▶ EXERCISE GOAL
Repeat the listing below in full and exactly, but without its pictures.

▶ DATA LISTING
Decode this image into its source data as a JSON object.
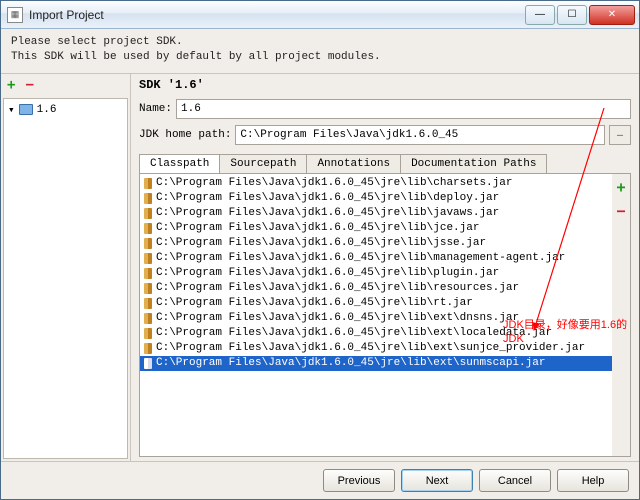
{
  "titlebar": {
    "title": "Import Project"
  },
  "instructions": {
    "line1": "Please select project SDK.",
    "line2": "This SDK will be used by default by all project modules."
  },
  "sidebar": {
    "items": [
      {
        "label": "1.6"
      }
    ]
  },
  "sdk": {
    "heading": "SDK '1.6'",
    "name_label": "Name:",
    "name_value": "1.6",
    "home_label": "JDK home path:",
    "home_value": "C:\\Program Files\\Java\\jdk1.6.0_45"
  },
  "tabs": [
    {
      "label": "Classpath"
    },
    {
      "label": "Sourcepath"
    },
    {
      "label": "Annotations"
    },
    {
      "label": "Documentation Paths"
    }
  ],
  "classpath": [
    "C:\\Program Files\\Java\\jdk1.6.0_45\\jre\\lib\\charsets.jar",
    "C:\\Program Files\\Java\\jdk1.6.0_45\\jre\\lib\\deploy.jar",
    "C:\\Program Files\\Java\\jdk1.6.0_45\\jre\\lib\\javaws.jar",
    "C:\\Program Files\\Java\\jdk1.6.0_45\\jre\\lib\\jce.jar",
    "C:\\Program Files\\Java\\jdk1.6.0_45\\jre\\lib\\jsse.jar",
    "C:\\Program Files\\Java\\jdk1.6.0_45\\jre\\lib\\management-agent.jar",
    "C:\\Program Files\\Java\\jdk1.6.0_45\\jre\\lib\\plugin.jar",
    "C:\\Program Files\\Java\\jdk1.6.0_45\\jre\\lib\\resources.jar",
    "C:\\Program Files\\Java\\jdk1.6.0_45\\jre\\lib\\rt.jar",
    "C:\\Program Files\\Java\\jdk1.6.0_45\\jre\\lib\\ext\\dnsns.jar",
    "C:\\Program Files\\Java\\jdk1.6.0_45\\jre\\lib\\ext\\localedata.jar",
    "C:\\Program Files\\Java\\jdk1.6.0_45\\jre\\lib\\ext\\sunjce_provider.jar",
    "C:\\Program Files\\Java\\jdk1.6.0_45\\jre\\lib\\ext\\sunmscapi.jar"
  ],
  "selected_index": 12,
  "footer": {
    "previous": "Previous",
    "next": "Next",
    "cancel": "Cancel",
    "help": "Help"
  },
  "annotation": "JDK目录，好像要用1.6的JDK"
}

▶ SOLVED EXERCISE
Decode this image into its source data as a JSON object.
{
  "titlebar": {
    "title": "Import Project"
  },
  "instructions": {
    "line1": "Please select project SDK.",
    "line2": "This SDK will be used by default by all project modules."
  },
  "sidebar": {
    "items": [
      {
        "label": "1.6"
      }
    ]
  },
  "sdk": {
    "heading": "SDK '1.6'",
    "name_label": "Name:",
    "name_value": "1.6",
    "home_label": "JDK home path:",
    "home_value": "C:\\Program Files\\Java\\jdk1.6.0_45"
  },
  "tabs": [
    {
      "label": "Classpath"
    },
    {
      "label": "Sourcepath"
    },
    {
      "label": "Annotations"
    },
    {
      "label": "Documentation Paths"
    }
  ],
  "classpath": [
    "C:\\Program Files\\Java\\jdk1.6.0_45\\jre\\lib\\charsets.jar",
    "C:\\Program Files\\Java\\jdk1.6.0_45\\jre\\lib\\deploy.jar",
    "C:\\Program Files\\Java\\jdk1.6.0_45\\jre\\lib\\javaws.jar",
    "C:\\Program Files\\Java\\jdk1.6.0_45\\jre\\lib\\jce.jar",
    "C:\\Program Files\\Java\\jdk1.6.0_45\\jre\\lib\\jsse.jar",
    "C:\\Program Files\\Java\\jdk1.6.0_45\\jre\\lib\\management-agent.jar",
    "C:\\Program Files\\Java\\jdk1.6.0_45\\jre\\lib\\plugin.jar",
    "C:\\Program Files\\Java\\jdk1.6.0_45\\jre\\lib\\resources.jar",
    "C:\\Program Files\\Java\\jdk1.6.0_45\\jre\\lib\\rt.jar",
    "C:\\Program Files\\Java\\jdk1.6.0_45\\jre\\lib\\ext\\dnsns.jar",
    "C:\\Program Files\\Java\\jdk1.6.0_45\\jre\\lib\\ext\\localedata.jar",
    "C:\\Program Files\\Java\\jdk1.6.0_45\\jre\\lib\\ext\\sunjce_provider.jar",
    "C:\\Program Files\\Java\\jdk1.6.0_45\\jre\\lib\\ext\\sunmscapi.jar"
  ],
  "selected_index": 12,
  "footer": {
    "previous": "Previous",
    "next": "Next",
    "cancel": "Cancel",
    "help": "Help"
  },
  "annotation": "JDK目录，好像要用1.6的JDK"
}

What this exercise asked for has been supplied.